Martin also believes more study is needed. This technique is "theoretically plausible, but not proven," he said. "Most neurologists and headache doctors don't think the evidence is sufficient to recommend this at this time."

Explore further: Non-endoscopic migraine surgery provides significant symptom relief

More information: For more information on migraines, visit the U.S. National Institutes of Health.

Related Stories

Non-endoscopic migraine surgery provides significant symptom relief

July 28, 2014
A revised version of a surgical procedure to treat severe chronic migraine headaches led to significant symptom relief more than 90 percent of the time in patients treated at Massachusetts General Hospital (MGH). Physicians ...

Surgery doubted as a migraine reliever

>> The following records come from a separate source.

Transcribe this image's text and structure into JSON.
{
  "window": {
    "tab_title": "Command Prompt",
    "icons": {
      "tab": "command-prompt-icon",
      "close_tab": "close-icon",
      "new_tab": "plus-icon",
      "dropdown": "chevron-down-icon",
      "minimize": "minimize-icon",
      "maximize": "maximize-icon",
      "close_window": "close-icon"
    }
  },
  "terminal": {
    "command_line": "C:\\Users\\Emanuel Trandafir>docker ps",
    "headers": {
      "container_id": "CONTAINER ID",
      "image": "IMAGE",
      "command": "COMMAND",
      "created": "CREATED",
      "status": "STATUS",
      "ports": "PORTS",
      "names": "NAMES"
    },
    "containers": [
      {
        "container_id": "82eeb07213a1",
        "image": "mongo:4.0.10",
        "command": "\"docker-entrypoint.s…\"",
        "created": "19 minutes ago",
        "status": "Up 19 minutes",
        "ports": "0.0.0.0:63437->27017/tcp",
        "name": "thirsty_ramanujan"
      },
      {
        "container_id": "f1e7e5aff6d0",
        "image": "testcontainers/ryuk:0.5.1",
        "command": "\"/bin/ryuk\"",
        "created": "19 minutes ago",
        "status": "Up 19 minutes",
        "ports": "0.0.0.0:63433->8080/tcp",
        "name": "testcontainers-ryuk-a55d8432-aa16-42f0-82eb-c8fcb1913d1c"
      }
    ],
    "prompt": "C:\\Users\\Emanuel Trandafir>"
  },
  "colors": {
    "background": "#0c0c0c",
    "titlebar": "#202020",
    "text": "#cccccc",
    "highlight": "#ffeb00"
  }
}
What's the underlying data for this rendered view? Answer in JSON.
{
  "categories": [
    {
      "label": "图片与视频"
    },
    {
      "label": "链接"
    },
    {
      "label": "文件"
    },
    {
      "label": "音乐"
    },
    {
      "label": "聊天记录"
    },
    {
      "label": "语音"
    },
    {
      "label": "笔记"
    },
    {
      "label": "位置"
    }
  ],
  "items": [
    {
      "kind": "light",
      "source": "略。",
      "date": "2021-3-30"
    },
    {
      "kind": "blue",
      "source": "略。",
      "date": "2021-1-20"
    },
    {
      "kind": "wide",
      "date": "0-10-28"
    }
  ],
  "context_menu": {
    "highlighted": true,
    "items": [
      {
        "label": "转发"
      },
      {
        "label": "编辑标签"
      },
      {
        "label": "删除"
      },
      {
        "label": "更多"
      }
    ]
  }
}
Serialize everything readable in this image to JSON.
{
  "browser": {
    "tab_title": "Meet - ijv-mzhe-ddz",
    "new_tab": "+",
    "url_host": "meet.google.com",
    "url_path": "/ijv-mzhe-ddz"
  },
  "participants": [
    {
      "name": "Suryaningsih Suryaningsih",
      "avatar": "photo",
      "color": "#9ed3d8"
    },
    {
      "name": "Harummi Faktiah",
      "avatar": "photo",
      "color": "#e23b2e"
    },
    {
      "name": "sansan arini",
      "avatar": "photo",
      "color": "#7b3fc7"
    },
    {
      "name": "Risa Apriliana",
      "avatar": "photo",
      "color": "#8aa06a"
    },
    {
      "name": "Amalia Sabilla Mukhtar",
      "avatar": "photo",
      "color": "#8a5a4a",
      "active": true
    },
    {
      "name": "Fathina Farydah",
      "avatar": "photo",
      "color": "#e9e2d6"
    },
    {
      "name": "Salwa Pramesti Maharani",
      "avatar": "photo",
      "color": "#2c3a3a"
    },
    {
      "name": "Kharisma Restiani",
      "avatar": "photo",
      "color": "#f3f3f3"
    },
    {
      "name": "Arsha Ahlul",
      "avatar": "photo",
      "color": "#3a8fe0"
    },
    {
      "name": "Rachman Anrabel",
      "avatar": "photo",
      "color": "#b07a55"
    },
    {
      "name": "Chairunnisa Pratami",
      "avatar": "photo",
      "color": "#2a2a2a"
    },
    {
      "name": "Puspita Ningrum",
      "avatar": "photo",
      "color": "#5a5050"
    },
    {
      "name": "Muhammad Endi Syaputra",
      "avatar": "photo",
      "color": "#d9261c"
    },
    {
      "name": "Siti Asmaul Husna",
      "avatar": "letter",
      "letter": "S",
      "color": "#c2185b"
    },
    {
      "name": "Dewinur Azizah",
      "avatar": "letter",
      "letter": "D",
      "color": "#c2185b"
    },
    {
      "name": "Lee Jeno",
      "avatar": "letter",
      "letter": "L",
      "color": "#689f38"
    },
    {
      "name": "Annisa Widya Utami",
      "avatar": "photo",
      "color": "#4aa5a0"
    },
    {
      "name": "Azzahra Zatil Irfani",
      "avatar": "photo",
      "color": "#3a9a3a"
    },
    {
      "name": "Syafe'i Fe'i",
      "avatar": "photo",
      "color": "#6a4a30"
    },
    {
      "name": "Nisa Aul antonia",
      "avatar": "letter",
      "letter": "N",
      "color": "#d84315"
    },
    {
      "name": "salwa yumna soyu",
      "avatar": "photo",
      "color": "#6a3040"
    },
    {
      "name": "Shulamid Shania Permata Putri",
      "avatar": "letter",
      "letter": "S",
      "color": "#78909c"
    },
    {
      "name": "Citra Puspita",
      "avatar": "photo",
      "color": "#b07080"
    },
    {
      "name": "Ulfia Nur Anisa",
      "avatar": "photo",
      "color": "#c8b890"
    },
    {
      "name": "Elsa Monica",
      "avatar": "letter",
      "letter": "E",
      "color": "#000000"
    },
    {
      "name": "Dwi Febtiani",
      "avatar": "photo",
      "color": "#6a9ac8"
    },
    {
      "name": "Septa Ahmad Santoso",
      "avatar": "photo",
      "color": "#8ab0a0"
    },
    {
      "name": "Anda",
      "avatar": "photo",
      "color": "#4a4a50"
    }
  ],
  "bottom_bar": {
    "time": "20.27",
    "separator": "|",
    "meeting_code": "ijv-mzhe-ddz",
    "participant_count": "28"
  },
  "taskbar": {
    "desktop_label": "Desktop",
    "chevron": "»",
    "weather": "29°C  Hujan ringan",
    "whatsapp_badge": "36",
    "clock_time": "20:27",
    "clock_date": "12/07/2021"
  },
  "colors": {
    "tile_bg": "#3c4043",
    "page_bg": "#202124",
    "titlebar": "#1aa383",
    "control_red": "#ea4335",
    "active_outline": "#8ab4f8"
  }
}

June 27, 2014
(HealthDay)—Migraine surgery is increasingly touted as a potential "cure" for the debilitating headaches, but researchers say the evidence just isn't there to support those claims.

Fat preservation better for lower eyelid blepharoplasty

July 14, 2014
(HealthDay)—Fat preservation and grafting techniques have gained popularity in lower eyelid blepharoplasty, according to a surgical pearls piece published online June 26 in JAMA Facial Plastic Surgery.

Chronic migraine headache relief possible with outpatient surgery

January 4, 2013
When medications fail to eradicate debilitating migraine headaches, surgery could provide relief for certain patients.

Migraines may worsen during menopause

June 24, 2014
(HealthDay)—New research confirms what women with migraine headaches have told their doctors for years: migraine attacks seem to get worse in the years before and during menopause.

Recommended for you

World's first child hand transplant a 'success'

July 19, 2017
The first child in the world to undergo a double hand transplant is now able to write, feed and dress himself, doctors said Tuesday, declaring the ground-breaking operation a success after 18 months.

Knee surgery—have we been doing it wrong?

July 18, 2017
A team of University at Buffalo medical doctors have published a study that challenges a surgical practice used for decades during arthroscopic knee surgery.

New tools help surgeons find liver tumors, not nick blood vessels

July 17, 2017
The liver is a particularly squishy, slippery organ, prone to shifting both deadly tumors and life-preserving blood vessels by inches between the time they're discovered on a CT scan and when the patient is lying on an operating ...

Researchers discover indicator of lung transplant rejection

July 13, 2017
Research by scientists at Dignity Health St. Joseph's Hospital and Medical Center's Norton Thoracic Institute was published in the July 12, 2017 issue of Science Translational Medicine titled "Zbtb7a induction in alveolar ...

New device could make closing surgical incisions a cinch

July 7, 2017
Like many surgeons, Dr. Jason Spector is often faced with the challenge of securely closing the abdominal wall without injuring the intestines. If the process goes awry, there can be serious consequences for patients, including ...

Success with first 20 patients undergoing minimally invasive pancreatic transplant surgery

June 29, 2017
Surgeons at Johns Hopkins Medicine report that their first series of a minimally invasive procedure to treat chronic pancreas disease, known as severe pancreatitis, resulted in shorter hospital stays, less need for opioids ...

0 comments

Please sign in to add a comment. Registration is free, and takes less than a minute. Read more

Click here to reset your password.
Sign in to get notified via email when new comments are made.